Starring: Christian Bale, Harry Melling, Gillian Anderson, Lucy Boynton, Charlotte Gainsbourg, Toby Jones, Harry Lawtey, Simon McBurney, Timothy Spall, and Robert Duvall
Directed by: Scott Cooper
Tagline: Every heart tells a tale.
The Pale Blue Eye begins with a lot of promise. Its mystery, you get the sense, just might be as chilling as its atmosphere. A frosty New York winter reluctantly greets you as the film takes you to the 1830s where a ghastly crime has shaken West Point’s Military Academy. A cadet has been found dead, hanging from a tree, and, if that isn’t perturbing enough, his body has then been desecrated at the morgue. Someone has removed his heart, although no one can figure out the who and the why.
A retired veteran detective, Augustus Landor (Christian Bale), is brought in to solve the mystery. Dealing with demons of his own stemming from his familial past – primarily his wife dying and his daughter running off – he soon finds himself unravelling a thread that is knotted with jealousies, rifts, and even the occult.
An unexpected ally appears in the form of another cadet at the academy, one Edgar Allen Poe (Harry Melling), who expresses an interest in the investigation and then starts helping crack the case.
The Pale Blue Eye creates a fascinating atmosphere with its period drama meets gothic horror aesthetics, and the film has an interesting idea at its core in the shape of historical fiction (the movie is based on Louis Bayard’s 2003 novel) that imagines incidents that fuelled the darkness of a writer’s future works.
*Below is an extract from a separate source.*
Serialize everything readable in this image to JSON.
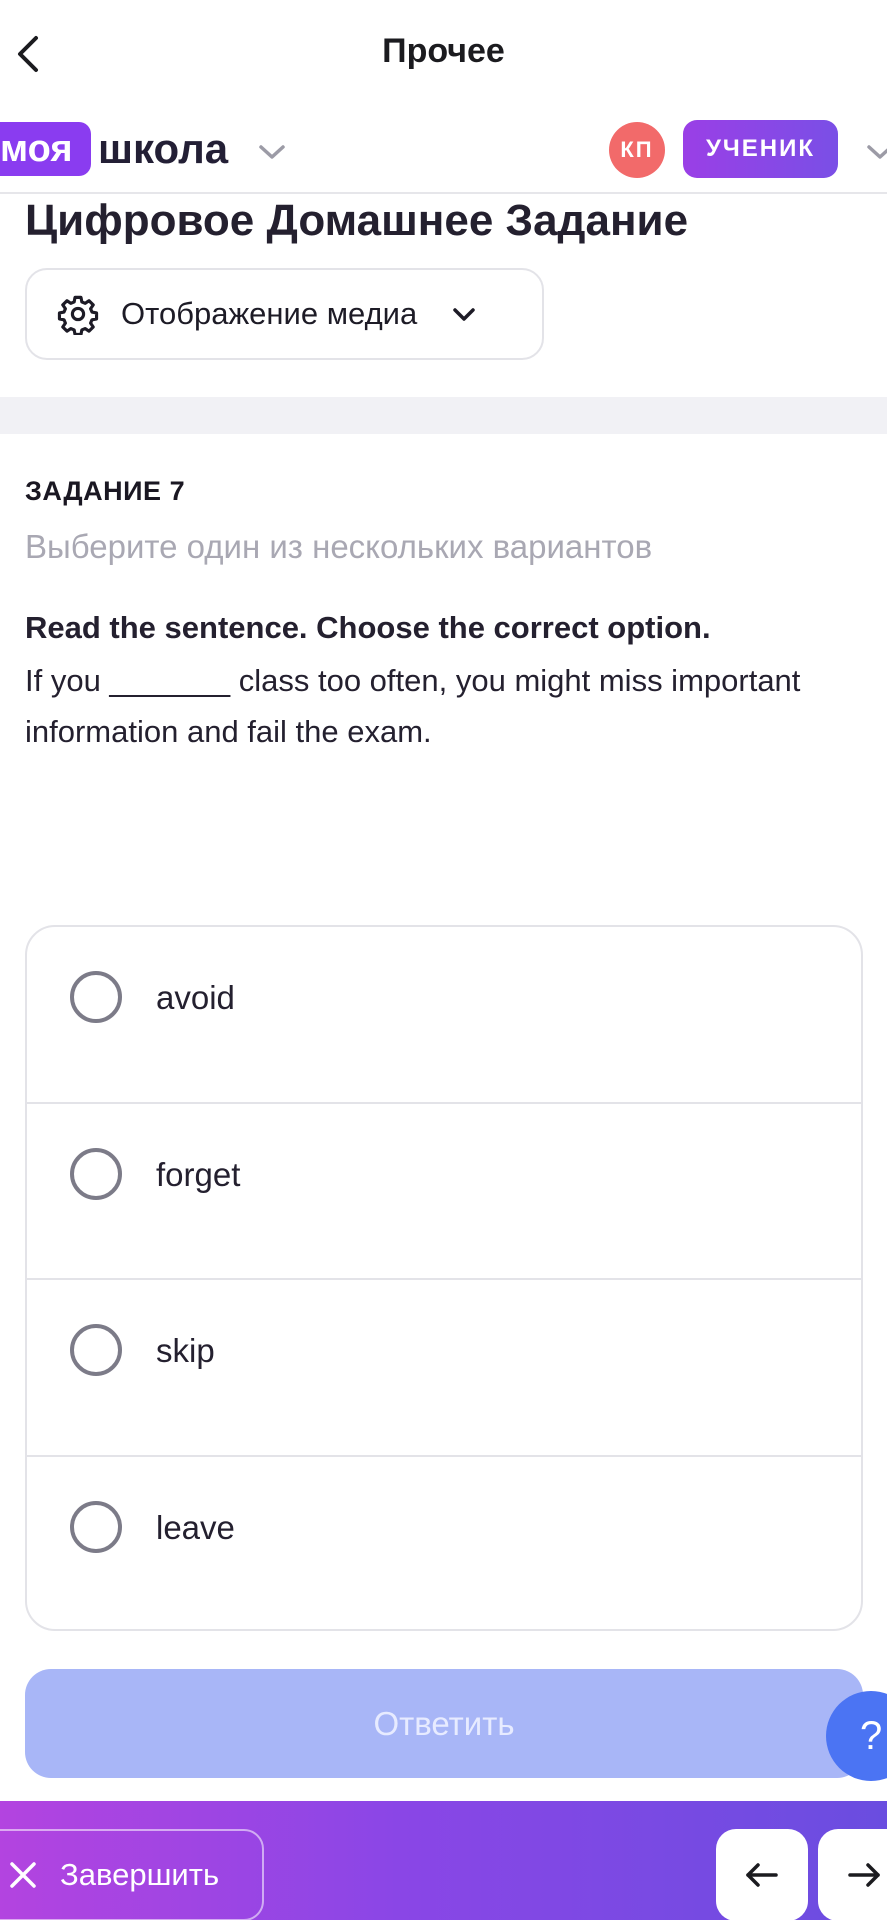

But this promising setup doesn’t quite deliver the kind of engrossing drama that you’d hope. The movie starts off with a crafty whodunnit that reels you in, but then kind of just plods along, unevenly going about its business, until it reaches what feels like its ending, only to then reveal a twist (that you may or may not find unconvincing) because why not.
The film doesn’t really sell the macabre elements of its tale or use Edgar Allan Poe’s presence to its full potential; if the whole conceit of your project is building a fictional account around a famous person, then that very character shouldn’t feel replaceable in the movie.
But even when the proceedings are faltering, the terrific performances by Bale and especially Melling – who brings both warmth and eeriness to his character – keep you invested.
All in all, the middling The Pale Blue Eye doesn’t generate strong feelings either way – it isn’t riveting, nor is it a mess. Its uneven pacing keeps the film from making the most of its intriguing setting, and the movie ultimately ends up being a mystery thriller that could have been significantly more thrilling.
Rating system: *Not on your life * ½ If you really must waste your time ** Hardly worth the bother ** ½ Okay for a slow afternoon only
*** Good enough for a look see *** ½ Recommended viewing **** Don’t miss it **** ½ Almost perfect ***** Perfection